What is being asked:
Leave every picture out and write out the records below exactly.

Entries from a dataset of interfaces:
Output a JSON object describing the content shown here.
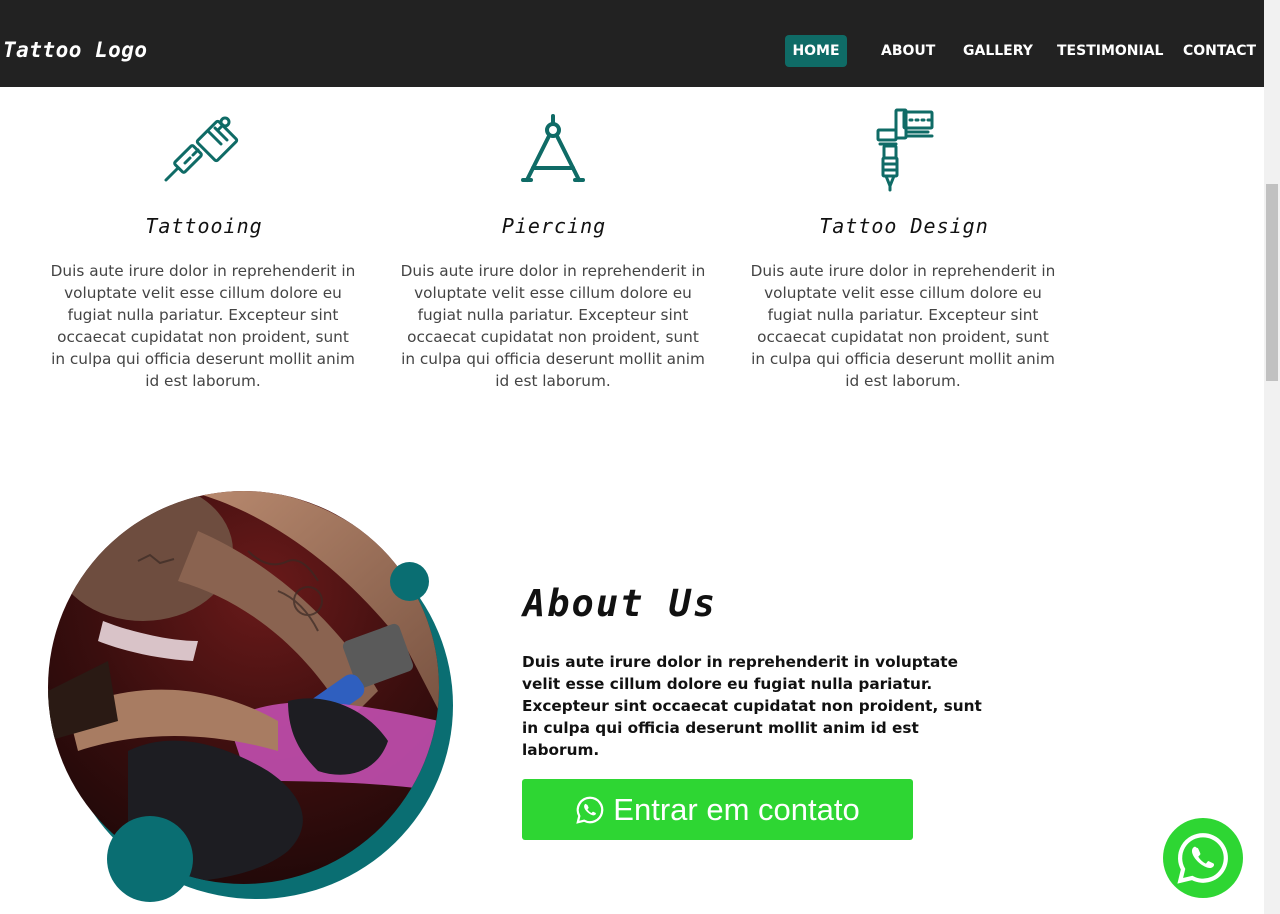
{
  "header": {
    "logo": "Tattoo Logo",
    "nav": [
      {
        "label": "HOME",
        "active": true
      },
      {
        "label": "ABOUT",
        "active": false
      },
      {
        "label": "GALLERY",
        "active": false
      },
      {
        "label": "TESTIMONIAL",
        "active": false
      },
      {
        "label": "CONTACT",
        "active": false
      }
    ]
  },
  "services": [
    {
      "icon": "tattoo-machine-icon",
      "title": "Tattooing",
      "text": "Duis aute irure dolor in reprehenderit in voluptate velit esse cillum dolore eu fugiat nulla pariatur. Excepteur sint occaecat cupidatat non proident, sunt in culpa qui officia deserunt mollit anim id est laborum."
    },
    {
      "icon": "compass-icon",
      "title": "Piercing",
      "text": "Duis aute irure dolor in reprehenderit in voluptate velit esse cillum dolore eu fugiat nulla pariatur. Excepteur sint occaecat cupidatat non proident, sunt in culpa qui officia deserunt mollit anim id est laborum."
    },
    {
      "icon": "tattoo-gun-icon",
      "title": "Tattoo Design",
      "text": "Duis aute irure dolor in reprehenderit in voluptate velit esse cillum dolore eu fugiat nulla pariatur. Excepteur sint occaecat cupidatat non proident, sunt in culpa qui officia deserunt mollit anim id est laborum."
    }
  ],
  "about": {
    "title": "About Us",
    "text": "Duis aute irure dolor in reprehenderit in voluptate velit esse cillum dolore eu fugiat nulla pariatur. Excepteur sint occaecat cupidatat non proident, sunt in culpa qui officia deserunt mollit anim id est laborum.",
    "button_label": "Entrar em contato",
    "button_icon": "whatsapp-icon"
  },
  "floating_button": {
    "icon": "whatsapp-icon"
  },
  "colors": {
    "nav_bg": "#222222",
    "accent": "#0f6b66",
    "whatsapp_green": "#2ed633"
  }
}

Output of the task:
Output a JSON object describing the content shown here.
{
  "header": {
    "logo": "Tattoo Logo",
    "nav": [
      {
        "label": "HOME",
        "active": true
      },
      {
        "label": "ABOUT",
        "active": false
      },
      {
        "label": "GALLERY",
        "active": false
      },
      {
        "label": "TESTIMONIAL",
        "active": false
      },
      {
        "label": "CONTACT",
        "active": false
      }
    ]
  },
  "services": [
    {
      "icon": "tattoo-machine-icon",
      "title": "Tattooing",
      "text": "Duis aute irure dolor in reprehenderit in voluptate velit esse cillum dolore eu fugiat nulla pariatur. Excepteur sint occaecat cupidatat non proident, sunt in culpa qui officia deserunt mollit anim id est laborum."
    },
    {
      "icon": "compass-icon",
      "title": "Piercing",
      "text": "Duis aute irure dolor in reprehenderit in voluptate velit esse cillum dolore eu fugiat nulla pariatur. Excepteur sint occaecat cupidatat non proident, sunt in culpa qui officia deserunt mollit anim id est laborum."
    },
    {
      "icon": "tattoo-gun-icon",
      "title": "Tattoo Design",
      "text": "Duis aute irure dolor in reprehenderit in voluptate velit esse cillum dolore eu fugiat nulla pariatur. Excepteur sint occaecat cupidatat non proident, sunt in culpa qui officia deserunt mollit anim id est laborum."
    }
  ],
  "about": {
    "title": "About Us",
    "text": "Duis aute irure dolor in reprehenderit in voluptate velit esse cillum dolore eu fugiat nulla pariatur. Excepteur sint occaecat cupidatat non proident, sunt in culpa qui officia deserunt mollit anim id est laborum.",
    "button_label": "Entrar em contato",
    "button_icon": "whatsapp-icon"
  },
  "floating_button": {
    "icon": "whatsapp-icon"
  },
  "colors": {
    "nav_bg": "#222222",
    "accent": "#0f6b66",
    "whatsapp_green": "#2ed633"
  }
}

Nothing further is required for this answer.